** Opening Material to process block **
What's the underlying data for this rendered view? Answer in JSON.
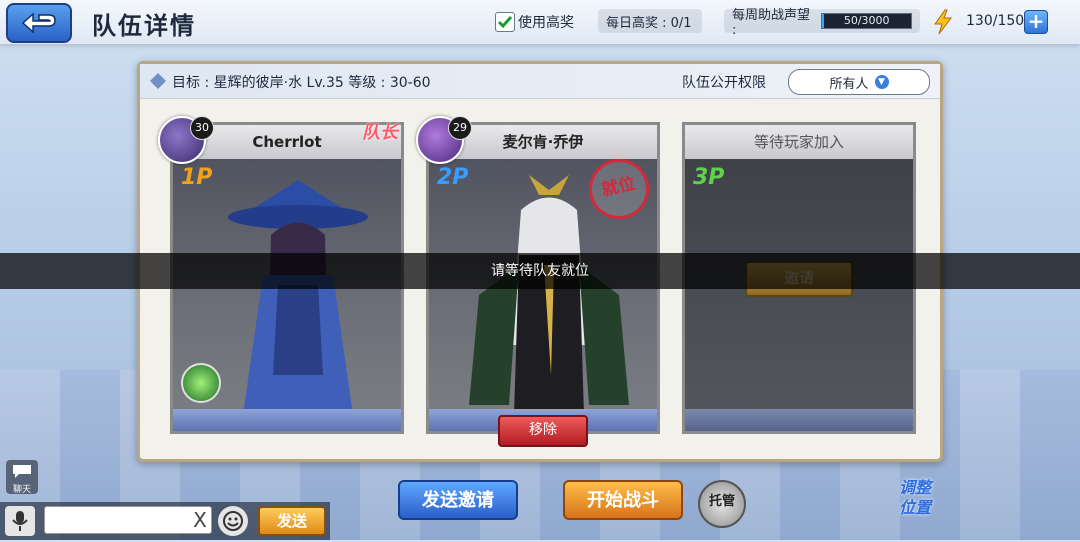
{
  "header": {
    "title": "队伍详情",
    "use_high_reward_label": "使用高奖",
    "daily_high_reward": "每日高奖 : 0/1",
    "weekly_assist_label": "每周助战声望 :",
    "weekly_assist_value": "50/3000",
    "weekly_assist_progress": 0.017,
    "stamina": "130/150",
    "use_high_reward_checked": true
  },
  "panel": {
    "goal": "目标 : 星辉的彼岸·水  Lv.35     等级 : 30-60",
    "permission_label": "队伍公开权限",
    "permission_value": "所有人"
  },
  "slots": [
    {
      "name": "Cherrlot",
      "level": "30",
      "player": "1P",
      "leader_tag": "队长"
    },
    {
      "name": "麦尔肯·乔伊",
      "level": "29",
      "player": "2P",
      "ready_stamp": "就位",
      "remove_label": "移除"
    },
    {
      "name": "等待玩家加入",
      "player": "3P",
      "invite_label": "邀请"
    }
  ],
  "banner": "请等待队友就位",
  "bottom": {
    "send_invite": "发送邀请",
    "start_battle": "开始战斗",
    "auto": "托管",
    "adjust_line1": "调整",
    "adjust_line2": "位置",
    "chat_label": "聊天",
    "send": "发送",
    "clear": "X"
  },
  "colors": {
    "accent_blue": "#2b5fc9",
    "start_orange": "#d8731a",
    "remove_red": "#b11d24"
  }
}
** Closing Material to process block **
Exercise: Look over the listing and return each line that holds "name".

Exercise solution:
      "name": "Cherrlot",
      "name": "麦尔肯·乔伊",
      "name": "等待玩家加入",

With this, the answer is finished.